● Problem description:
Restate the listing below exactly, images excluded.

● Input data:
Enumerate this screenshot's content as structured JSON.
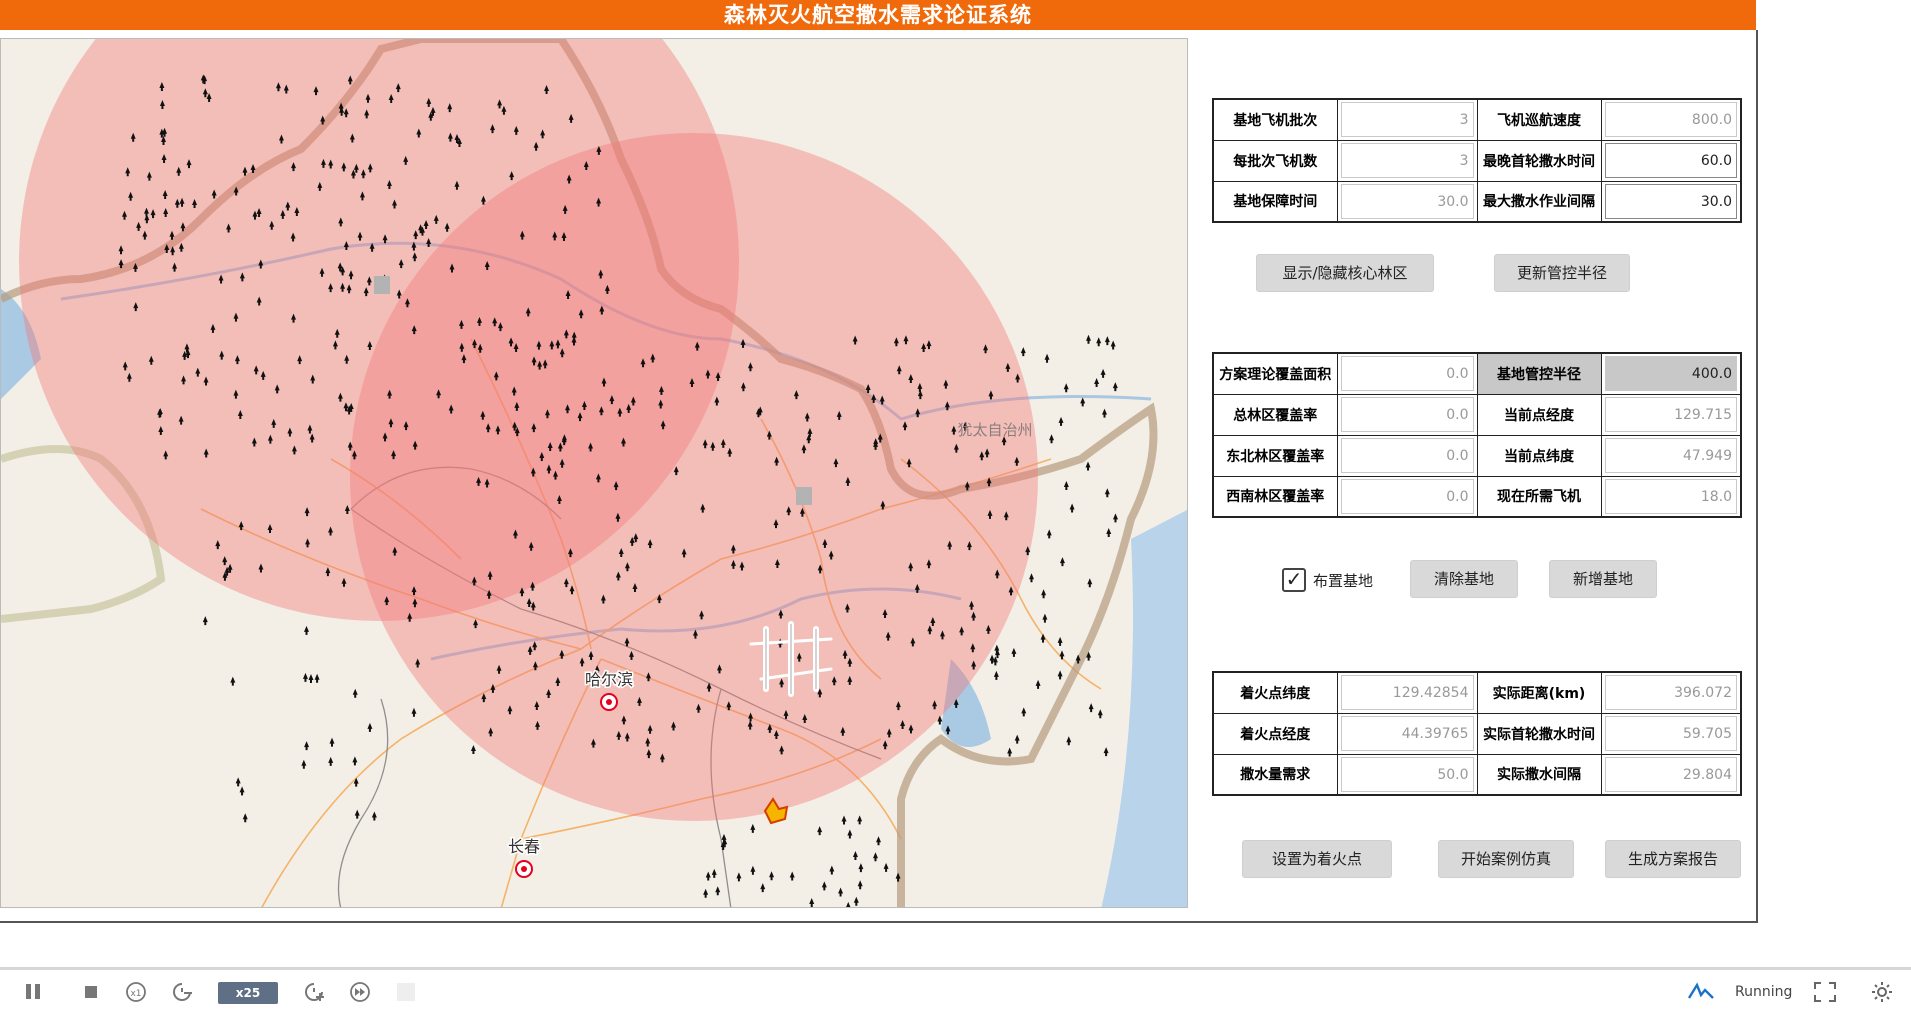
{
  "app": {
    "title": "森林灭火航空撒水需求论证系统"
  },
  "map": {
    "labels": {
      "city1": "哈尔滨",
      "city2": "长春",
      "region": "犹太自治州"
    }
  },
  "params": {
    "rows": [
      {
        "label_l": "基地飞机批次",
        "value_l": "3",
        "label_r": "飞机巡航速度",
        "value_r": "800.0"
      },
      {
        "label_l": "每批次飞机数",
        "value_l": "3",
        "label_r": "最晚首轮撒水时间",
        "value_r": "60.0"
      },
      {
        "label_l": "基地保障时间",
        "value_l": "30.0",
        "label_r": "最大撒水作业间隔",
        "value_r": "30.0"
      }
    ]
  },
  "buttons": {
    "toggle_core": "显示/隐藏核心林区",
    "update_radius": "更新管控半径",
    "clear_base": "清除基地",
    "add_base": "新增基地",
    "set_fire": "设置为着火点",
    "start_sim": "开始案例仿真",
    "report": "生成方案报告"
  },
  "coverage": {
    "rows": [
      {
        "label_l": "方案理论覆盖面积",
        "value_l": "0.0",
        "label_r": "基地管控半径",
        "value_r": "400.0"
      },
      {
        "label_l": "总林区覆盖率",
        "value_l": "0.0",
        "label_r": "当前点经度",
        "value_r": "129.715"
      },
      {
        "label_l": "东北林区覆盖率",
        "value_l": "0.0",
        "label_r": "当前点纬度",
        "value_r": "47.949"
      },
      {
        "label_l": "西南林区覆盖率",
        "value_l": "0.0",
        "label_r": "现在所需飞机",
        "value_r": "18.0"
      }
    ]
  },
  "base_option": {
    "label": "布置基地",
    "checked": true
  },
  "fire": {
    "rows": [
      {
        "label_l": "着火点纬度",
        "value_l": "129.42854",
        "label_r": "实际距离(km)",
        "value_r": "396.072"
      },
      {
        "label_l": "着火点经度",
        "value_l": "44.39765",
        "label_r": "实际首轮撒水时间",
        "value_r": "59.705"
      },
      {
        "label_l": "撒水量需求",
        "value_l": "50.0",
        "label_r": "实际撒水间隔",
        "value_r": "29.804"
      }
    ]
  },
  "toolbar": {
    "speed": "x25",
    "x1": "x1",
    "status": "Running"
  },
  "colors": {
    "title_bar": "#f06a0b",
    "circle": "#f47a7a",
    "button": "#d9d9d9"
  },
  "icons": [
    "pause-icon",
    "stop-icon",
    "speed-x1-icon",
    "slow-down-icon",
    "speed-up-icon",
    "fast-forward-icon",
    "status-graph-icon",
    "fullscreen-icon",
    "settings-icon"
  ]
}
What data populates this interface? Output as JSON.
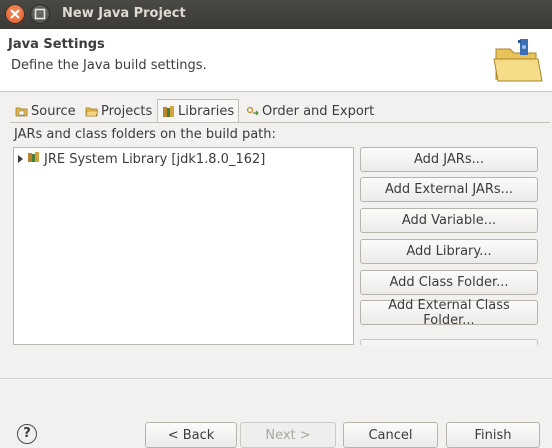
{
  "window": {
    "title": "New Java Project",
    "close_icon": "close-icon",
    "maximize_icon": "maximize-icon"
  },
  "header": {
    "title": "Java Settings",
    "description": "Define the Java build settings.",
    "icon": "java-project-folder-icon"
  },
  "tabs": [
    {
      "label": "Source",
      "icon": "source-folder-icon",
      "active": false
    },
    {
      "label": "Projects",
      "icon": "projects-icon",
      "active": false
    },
    {
      "label": "Libraries",
      "icon": "libraries-icon",
      "active": true
    },
    {
      "label": "Order and Export",
      "icon": "order-export-icon",
      "active": false
    }
  ],
  "libraries": {
    "caption": "JARs and class folders on the build path:",
    "tree_items": [
      {
        "label": "JRE System Library [jdk1.8.0_162]",
        "icon": "library-icon",
        "expanded": false
      }
    ],
    "buttons": [
      {
        "label": "Add JARs..."
      },
      {
        "label": "Add External JARs..."
      },
      {
        "label": "Add Variable..."
      },
      {
        "label": "Add Library..."
      },
      {
        "label": "Add Class Folder..."
      },
      {
        "label": "Add External Class Folder..."
      }
    ]
  },
  "footer": {
    "help_label": "?",
    "buttons": [
      {
        "label": "< Back",
        "enabled": true
      },
      {
        "label": "Next >",
        "enabled": false
      },
      {
        "label": "Cancel",
        "enabled": true
      },
      {
        "label": "Finish",
        "enabled": true
      }
    ]
  },
  "colors": {
    "titlebar": "#3c3b37",
    "close_button": "#e05a26",
    "dialog_bg": "#f2f1f0"
  }
}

● Output of the task:
Enumerate this screenshot's content as structured JSON.
{
  "app": {
    "title": "森林灭火航空撒水需求论证系统"
  },
  "map": {
    "labels": {
      "city1": "哈尔滨",
      "city2": "长春",
      "region": "犹太自治州"
    }
  },
  "params": {
    "rows": [
      {
        "label_l": "基地飞机批次",
        "value_l": "3",
        "label_r": "飞机巡航速度",
        "value_r": "800.0"
      },
      {
        "label_l": "每批次飞机数",
        "value_l": "3",
        "label_r": "最晚首轮撒水时间",
        "value_r": "60.0"
      },
      {
        "label_l": "基地保障时间",
        "value_l": "30.0",
        "label_r": "最大撒水作业间隔",
        "value_r": "30.0"
      }
    ]
  },
  "buttons": {
    "toggle_core": "显示/隐藏核心林区",
    "update_radius": "更新管控半径",
    "clear_base": "清除基地",
    "add_base": "新增基地",
    "set_fire": "设置为着火点",
    "start_sim": "开始案例仿真",
    "report": "生成方案报告"
  },
  "coverage": {
    "rows": [
      {
        "label_l": "方案理论覆盖面积",
        "value_l": "0.0",
        "label_r": "基地管控半径",
        "value_r": "400.0"
      },
      {
        "label_l": "总林区覆盖率",
        "value_l": "0.0",
        "label_r": "当前点经度",
        "value_r": "129.715"
      },
      {
        "label_l": "东北林区覆盖率",
        "value_l": "0.0",
        "label_r": "当前点纬度",
        "value_r": "47.949"
      },
      {
        "label_l": "西南林区覆盖率",
        "value_l": "0.0",
        "label_r": "现在所需飞机",
        "value_r": "18.0"
      }
    ]
  },
  "base_option": {
    "label": "布置基地",
    "checked": true
  },
  "fire": {
    "rows": [
      {
        "label_l": "着火点纬度",
        "value_l": "129.42854",
        "label_r": "实际距离(km)",
        "value_r": "396.072"
      },
      {
        "label_l": "着火点经度",
        "value_l": "44.39765",
        "label_r": "实际首轮撒水时间",
        "value_r": "59.705"
      },
      {
        "label_l": "撒水量需求",
        "value_l": "50.0",
        "label_r": "实际撒水间隔",
        "value_r": "29.804"
      }
    ]
  },
  "toolbar": {
    "speed": "x25",
    "x1": "x1",
    "status": "Running"
  },
  "colors": {
    "title_bar": "#f06a0b",
    "circle": "#f47a7a",
    "button": "#d9d9d9"
  },
  "icons": [
    "pause-icon",
    "stop-icon",
    "speed-x1-icon",
    "slow-down-icon",
    "speed-up-icon",
    "fast-forward-icon",
    "status-graph-icon",
    "fullscreen-icon",
    "settings-icon"
  ]
}
What data populates this interface? Output as JSON.
{
  "window": {
    "title": "New Java Project",
    "close_icon": "close-icon",
    "maximize_icon": "maximize-icon"
  },
  "header": {
    "title": "Java Settings",
    "description": "Define the Java build settings.",
    "icon": "java-project-folder-icon"
  },
  "tabs": [
    {
      "label": "Source",
      "icon": "source-folder-icon",
      "active": false
    },
    {
      "label": "Projects",
      "icon": "projects-icon",
      "active": false
    },
    {
      "label": "Libraries",
      "icon": "libraries-icon",
      "active": true
    },
    {
      "label": "Order and Export",
      "icon": "order-export-icon",
      "active": false
    }
  ],
  "libraries": {
    "caption": "JARs and class folders on the build path:",
    "tree_items": [
      {
        "label": "JRE System Library [jdk1.8.0_162]",
        "icon": "library-icon",
        "expanded": false
      }
    ],
    "buttons": [
      {
        "label": "Add JARs..."
      },
      {
        "label": "Add External JARs..."
      },
      {
        "label": "Add Variable..."
      },
      {
        "label": "Add Library..."
      },
      {
        "label": "Add Class Folder..."
      },
      {
        "label": "Add External Class Folder..."
      }
    ]
  },
  "footer": {
    "help_label": "?",
    "buttons": [
      {
        "label": "< Back",
        "enabled": true
      },
      {
        "label": "Next >",
        "enabled": false
      },
      {
        "label": "Cancel",
        "enabled": true
      },
      {
        "label": "Finish",
        "enabled": true
      }
    ]
  },
  "colors": {
    "titlebar": "#3c3b37",
    "close_button": "#e05a26",
    "dialog_bg": "#f2f1f0"
  }
}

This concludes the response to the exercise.